Diversity is one of the most misused words spoken in our churches today. I often hear pastors and church leaders speak of diversity, but diversity is a very broad term. Here’s the question to help you move your church towards understanding the full range of meaning of the word. Is there an intercultural ministry mindset in your church?
Today, corporations are strategically using the word “diversity” when describing the outreach of their organization. Looking inward and finding little to no diversity and/or inclusion within their own ranks, diversity managers and executives are becoming an important position in today’s business culture. The discovery for most is a breakthrough into their own corporate strategy by seeking an equitable work force. How can they serve the public, if the organization does not demographically reflect the public they serve? From the executive suite to the janitorial closet, often there is predictable ethnic, generational and gender representation. It is no secret, limited outreach is tied to limited profits.
Now, let’s segway to the church.
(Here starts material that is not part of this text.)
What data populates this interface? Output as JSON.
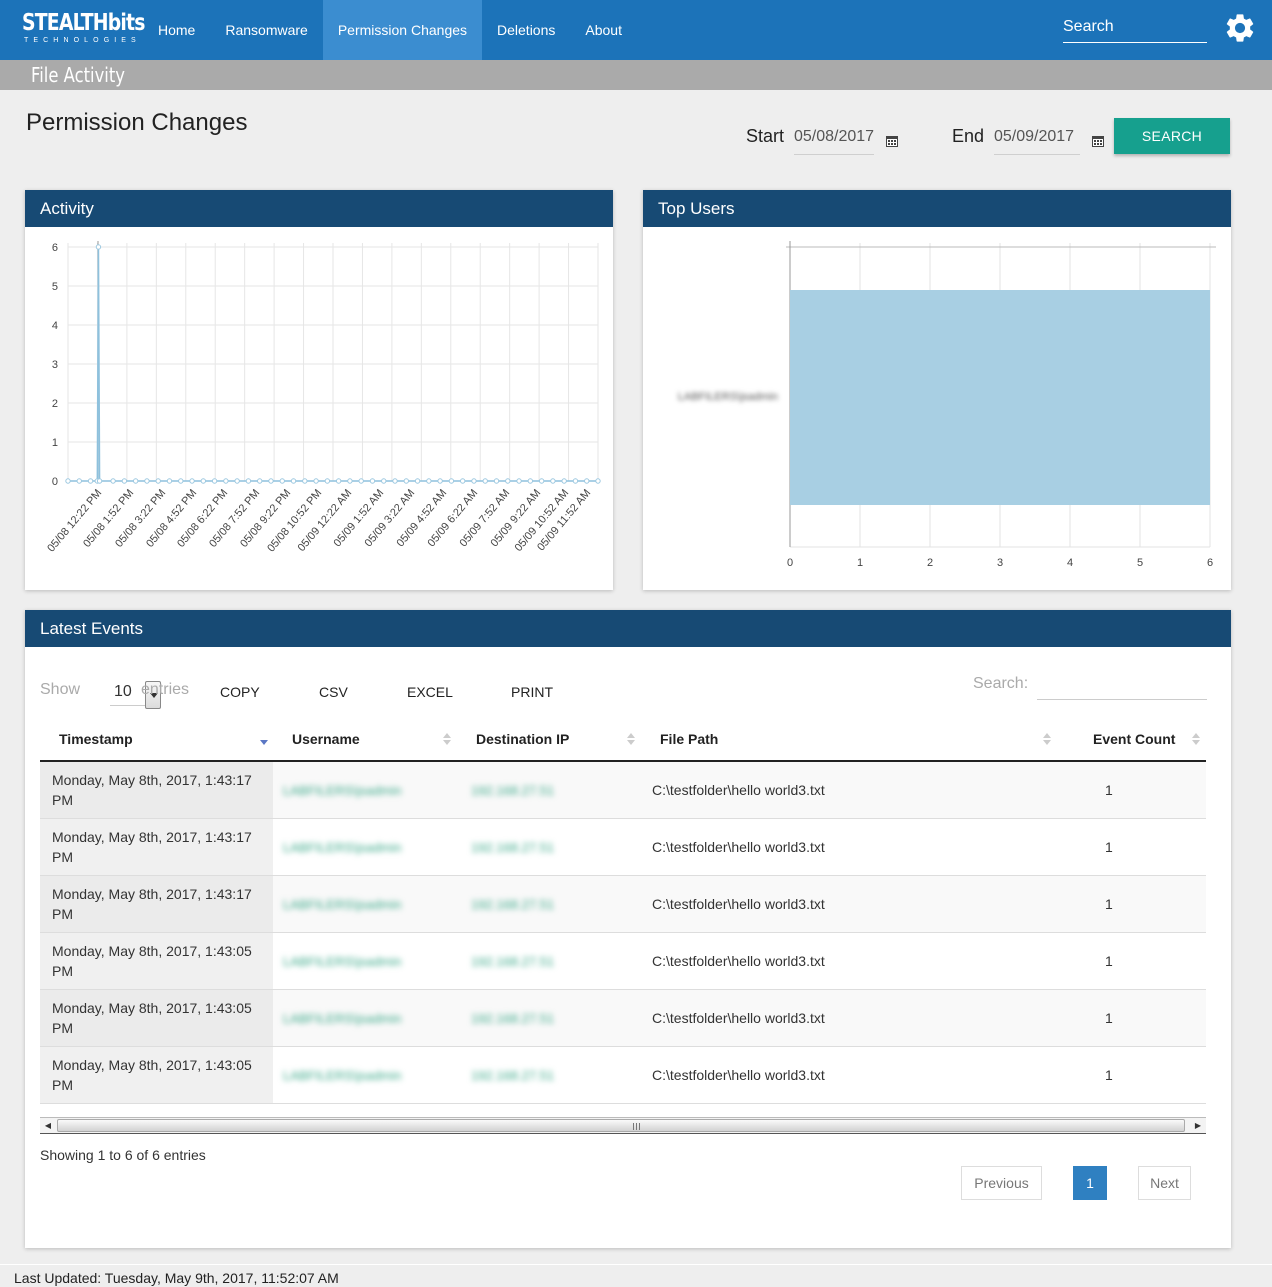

But, before we go there, let me remind you, church diversity is not the goal of DIASPRA or the church for that matter. It is a byproduct of our outreach. As we seek to reach disciples for Christ, everything we put out into the world, comes back to us in the form of visitors who see our websites, attend with friends, come for special events, and participate in our ministry activities.
At Diaspra, we cooperate with individual churches to bring diversity through their doors for worship on Sunday mornings and weekday activities? When talking to churches we ask them to take an informal assessment. The assessment identifies generational, gender, and ethnic diversity within the church community.
During the assessment, one of the exercises is called, PEN TEN. The church leader is required to engage in conversation with the last 10 people (or 1% of the congregation) that last joined the church. The church leader will ask why this particular Christ community became their congregation. The answers are then penned, or written down. In fact, what was it about the (church) culture that brought them to join the community?
Once the list is compiled the exercise continues. She must then contact the last 10 people (or 1%) who left the church to ask the question, Why did you leave? Penning the answers to paper, the responses will vary from relocation, worship style, small group meetings, lack of diversity, to pastor contact, etc.
Successful discipleship outreach and retention will hinge on our ability to effectively identify our gifts and shortcomings. Diving deep into our culture with others can be a rewarding reflection on our discipleship outreach. Before we can manage our church culture, we need to understand how it is perceived within our community. Only then can we understand any shifts to be made. It is important to the process towards an intercultural ministry. Awaken Our Hearts